I didn’t know whether to scold him or laugh and  be proud at his self-sufficiency! I ended up having him clean up after himself, throw out the rest of the pizza (because he didn’t ask first), and get on with his morning schedule.

We watched him throughout the day, kept tabs on him at school, and saw no behavior differences.  In the past, we would have seen “off the wall” behavior right away and perhaps received phone calls from school.

Nothing bad reported.  Nada.  Zilch.

Philip is now eating regular school lunch, and is as happy as a clam.  We continue to monitor.  I am keeping my fingers crossed that, by the time we go on vacation this summer, the diet will be history.

Funny thing is, Philip has been having “green” days at school since he went off the diet.  That means he didn’t get in trouble at all.  Wow.

I became a Wildtree rep (see my link to the right) mainly because of this special diet.  However, we are eating so much healthier because of Wildtree that I’m glad I signed up.

Going on the diet 6 years ago lighted our load by increasing our peace of mind.  Going off of it now lightens our load by lessening our grocery bill and giving us more freedom and flexibility.  Just goes to show that change is inevitable, and that for everything, there is a season!

Things that make my life easier: Wildtree

We had already tried the casein free diet, and were trying our best to stick to it, when a specialist recommended that we do the gluten free, as well.

I cried.

And so my son started the  gluten free / casein free, or gfcf diet, in 2005.   Gluten is a protein in grains such as wheat and barley, and casein is a protein found in milk products.

I began my journey into gfcf cooking, which often times simply flopped.  Happily, I’ve come a long way since then! (I still haven’t figured out how to make gf bread, despite bread machines, mixes, and cookbooks.)

Fast forward a few years.  I was at a local grocery store and saw gfcf chicken nuggets, bagels, donuts, fish sticks, cereal.

I cried again, only this time for joy!

Disclaimer: I am a representative for the company I will talk about next,  and I do make money from Wildtree.

Now, we have several special diets in the house.  GFCF, low sodium, low cholesterol– you get the picture.

Recently I tasted some products from Wildtree, an all natural food company that specializes in quick and easy, allergen friendly meals.

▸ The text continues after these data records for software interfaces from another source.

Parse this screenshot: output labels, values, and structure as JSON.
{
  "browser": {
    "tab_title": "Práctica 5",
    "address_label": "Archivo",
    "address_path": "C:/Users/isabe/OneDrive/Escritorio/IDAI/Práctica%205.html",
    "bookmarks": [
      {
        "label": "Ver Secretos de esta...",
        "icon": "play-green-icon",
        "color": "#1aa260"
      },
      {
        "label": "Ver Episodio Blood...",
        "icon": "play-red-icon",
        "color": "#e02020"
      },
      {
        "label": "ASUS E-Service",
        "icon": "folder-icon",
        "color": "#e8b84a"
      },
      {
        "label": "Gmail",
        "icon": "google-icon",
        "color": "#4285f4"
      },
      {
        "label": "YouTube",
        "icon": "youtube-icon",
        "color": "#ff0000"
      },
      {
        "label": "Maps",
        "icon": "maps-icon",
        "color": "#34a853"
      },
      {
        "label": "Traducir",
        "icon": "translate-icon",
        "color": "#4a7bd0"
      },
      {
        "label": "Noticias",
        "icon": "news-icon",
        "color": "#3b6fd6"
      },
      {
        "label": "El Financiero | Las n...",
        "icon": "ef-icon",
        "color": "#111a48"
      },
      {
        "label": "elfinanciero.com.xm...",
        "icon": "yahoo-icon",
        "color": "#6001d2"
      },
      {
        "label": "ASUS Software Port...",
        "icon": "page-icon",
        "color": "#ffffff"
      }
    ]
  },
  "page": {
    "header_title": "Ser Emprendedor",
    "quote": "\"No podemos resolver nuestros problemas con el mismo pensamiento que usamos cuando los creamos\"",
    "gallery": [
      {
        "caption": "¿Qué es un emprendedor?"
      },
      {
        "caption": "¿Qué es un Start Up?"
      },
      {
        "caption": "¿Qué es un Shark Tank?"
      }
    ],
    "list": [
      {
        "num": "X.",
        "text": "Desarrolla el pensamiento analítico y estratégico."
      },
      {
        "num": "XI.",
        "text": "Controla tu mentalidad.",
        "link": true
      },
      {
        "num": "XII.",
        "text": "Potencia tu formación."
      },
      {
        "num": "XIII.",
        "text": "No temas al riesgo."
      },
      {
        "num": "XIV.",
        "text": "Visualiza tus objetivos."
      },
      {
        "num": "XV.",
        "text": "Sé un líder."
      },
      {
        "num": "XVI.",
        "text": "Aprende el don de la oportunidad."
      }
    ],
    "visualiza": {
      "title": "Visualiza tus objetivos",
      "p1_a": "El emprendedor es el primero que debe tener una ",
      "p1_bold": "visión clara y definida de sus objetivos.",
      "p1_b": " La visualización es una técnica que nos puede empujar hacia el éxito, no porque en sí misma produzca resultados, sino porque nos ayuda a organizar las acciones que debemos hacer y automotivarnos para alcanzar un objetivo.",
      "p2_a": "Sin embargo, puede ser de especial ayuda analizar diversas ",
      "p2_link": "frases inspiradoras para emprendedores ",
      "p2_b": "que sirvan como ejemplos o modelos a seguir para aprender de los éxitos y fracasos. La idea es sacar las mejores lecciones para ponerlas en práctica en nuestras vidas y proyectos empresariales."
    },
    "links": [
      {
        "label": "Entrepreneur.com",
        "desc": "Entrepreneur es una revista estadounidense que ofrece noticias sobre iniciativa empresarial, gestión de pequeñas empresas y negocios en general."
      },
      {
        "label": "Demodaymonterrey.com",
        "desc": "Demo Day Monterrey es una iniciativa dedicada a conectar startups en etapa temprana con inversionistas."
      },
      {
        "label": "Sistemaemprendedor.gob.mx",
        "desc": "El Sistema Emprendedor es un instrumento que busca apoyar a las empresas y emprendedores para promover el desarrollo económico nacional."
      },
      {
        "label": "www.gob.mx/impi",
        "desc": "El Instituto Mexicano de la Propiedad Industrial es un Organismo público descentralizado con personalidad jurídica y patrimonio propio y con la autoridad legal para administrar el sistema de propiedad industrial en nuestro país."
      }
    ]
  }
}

Delicious!  And when I went through the product ingredients, my list of things everyone in my family could eat was much longer than the list of things that they couldn’t.  Same for my friend whose son is allergic to peanuts!

I jumped for joy, and then signed up to be a rep, mostly for the life time discount I get on the products, and also to try to make some income for the family.

Life have definitely gotten easier since I signed up to be a rep.   Especially since I can use the natural butter flavor oil for popcorn, in gf shortbread cookies (they taste soooo good), and other things that call for butter. (The butter flavor comes from coconuts.)

Here’s the a healthier, more streamlined, easier 2011!